Many of them stayed in these jobs throughout their lives, as census records show. One of YIDD’s former pupils, James Scott, worked in textile mills in Horbury near Wakefield for many decades. His employer, Richard Poppleton, gave him a glowing report:
“I have much pleasure in replying to your inquiries respecting the conduct of James Scott, once an inmate of your Institution. He entered on my service on the 28th June, 1852, as a hanker of worsteds and general packer, at twelve shillings a week, and has been employed at the same wages ever since; prior to that time he had been employed by another firm in a similar manner, from whom he holds a handsome testimonial…

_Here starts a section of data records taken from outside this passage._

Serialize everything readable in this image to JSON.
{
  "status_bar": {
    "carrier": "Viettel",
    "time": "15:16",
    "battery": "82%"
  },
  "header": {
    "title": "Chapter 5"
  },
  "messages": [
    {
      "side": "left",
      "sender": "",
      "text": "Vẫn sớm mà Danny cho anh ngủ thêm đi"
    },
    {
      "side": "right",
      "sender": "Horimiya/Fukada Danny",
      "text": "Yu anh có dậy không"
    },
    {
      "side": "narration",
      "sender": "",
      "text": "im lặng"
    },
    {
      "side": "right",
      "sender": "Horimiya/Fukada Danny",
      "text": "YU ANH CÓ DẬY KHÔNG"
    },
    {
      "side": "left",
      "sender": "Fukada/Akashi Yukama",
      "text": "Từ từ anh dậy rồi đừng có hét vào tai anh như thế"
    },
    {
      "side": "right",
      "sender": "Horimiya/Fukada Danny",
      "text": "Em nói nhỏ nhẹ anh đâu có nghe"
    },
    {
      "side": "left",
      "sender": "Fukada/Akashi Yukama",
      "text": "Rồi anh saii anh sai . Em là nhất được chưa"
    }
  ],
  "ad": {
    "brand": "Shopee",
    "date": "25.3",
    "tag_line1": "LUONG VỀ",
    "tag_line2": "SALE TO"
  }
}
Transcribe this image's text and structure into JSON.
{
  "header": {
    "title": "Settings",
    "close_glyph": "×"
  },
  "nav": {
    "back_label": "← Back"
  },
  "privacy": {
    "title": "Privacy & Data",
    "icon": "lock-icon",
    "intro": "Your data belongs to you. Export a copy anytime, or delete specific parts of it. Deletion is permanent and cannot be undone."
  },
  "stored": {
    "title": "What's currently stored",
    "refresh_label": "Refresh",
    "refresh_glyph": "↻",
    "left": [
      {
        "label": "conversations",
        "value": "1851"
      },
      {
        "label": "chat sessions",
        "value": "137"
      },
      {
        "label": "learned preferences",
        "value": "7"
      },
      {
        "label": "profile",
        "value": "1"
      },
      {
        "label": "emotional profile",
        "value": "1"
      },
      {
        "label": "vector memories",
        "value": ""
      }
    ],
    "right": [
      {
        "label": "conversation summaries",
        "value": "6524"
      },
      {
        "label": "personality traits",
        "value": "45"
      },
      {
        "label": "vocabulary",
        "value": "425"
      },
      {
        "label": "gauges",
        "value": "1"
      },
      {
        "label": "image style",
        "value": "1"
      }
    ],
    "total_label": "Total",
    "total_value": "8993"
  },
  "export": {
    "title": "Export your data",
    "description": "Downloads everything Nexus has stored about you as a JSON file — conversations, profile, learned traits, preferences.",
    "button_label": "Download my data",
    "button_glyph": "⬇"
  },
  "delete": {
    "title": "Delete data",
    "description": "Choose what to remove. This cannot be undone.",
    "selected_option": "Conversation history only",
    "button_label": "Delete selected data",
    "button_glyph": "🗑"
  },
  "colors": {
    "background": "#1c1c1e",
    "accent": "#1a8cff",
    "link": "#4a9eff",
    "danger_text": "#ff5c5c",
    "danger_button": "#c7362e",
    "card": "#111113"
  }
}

“I have inquired of his family this morning as to his general conduct at home, of which they speak very satisfactorily; a married sister, whom I saw, says that he carries his wages home very regularly to his mother with whom he lives, and that he is her main support… He is very attentive to his work and very obliging.”
Deaf communities were developing at this time in cities around the country, and the pupils of Deaf schools would have been at their heart. While the sign language that Deaf people used was different and more complex than that used by hearing textile workers, communication in the mill might well have been facilitated between the different groups of Deaf and deafened workers through their use of signs and facial expressions.
Following World War One, there was an influx of disabled workers into industries across the country. This was encouraged by The King’s National Roll, a scheme set up in 1920 to give employment to disabled ex-servicemen, and hundreds of textile mills were keen to take part. Disabled veterans took up jobs in all branches of the industry, from spinning and weaving to finishing, bleaching and dyeing. The scheme was a success, proving that disabled people were reliable and useful workers. However, the lessons learned were perhaps short-lived.
Today, employment levels amongst disabled people are much lower than in the general population: 52% of disabled people were in work in 2021 compared to 81% of the general population, according to the Office for National Statistics. Many of these unemployed disabled people want to work, but a myriad of disabling barriers excludes them. Employers discriminate against disabled job applicants and, as in the past when no allowances were made for disabled workers, fail to make adjustments to the workplace.
Work is not, of course, the only measure of contribution or worth in any given society or time period. However, in a capitalist society that focuses on profit above all else, the ability to work has become the main indicator of people’s value. The disabled people’s movement rejects the idea that people must be in paid employment to be considered full members of society. Our humanity and value are not dependent on getting or holding down a job. Those disabled people who do not or cannot work deserve respect and inclusion as much as anyone else.
Ableism and discrimination take many forms, from thinking that disabled people cannot work or do things for themselves, to believing that disabled people’s lives have less worth than others. Disabled people continue to challenge these harmful ideas. We want our contributions – and our lives – to be recognised, whether as members of the workforce, or members of our communities. Those disabled people who worked in the textile industry during the nineteenth century were active in both the workplace and in wider society. Now is the time to weave their stories into the very fabric of British labour and social history.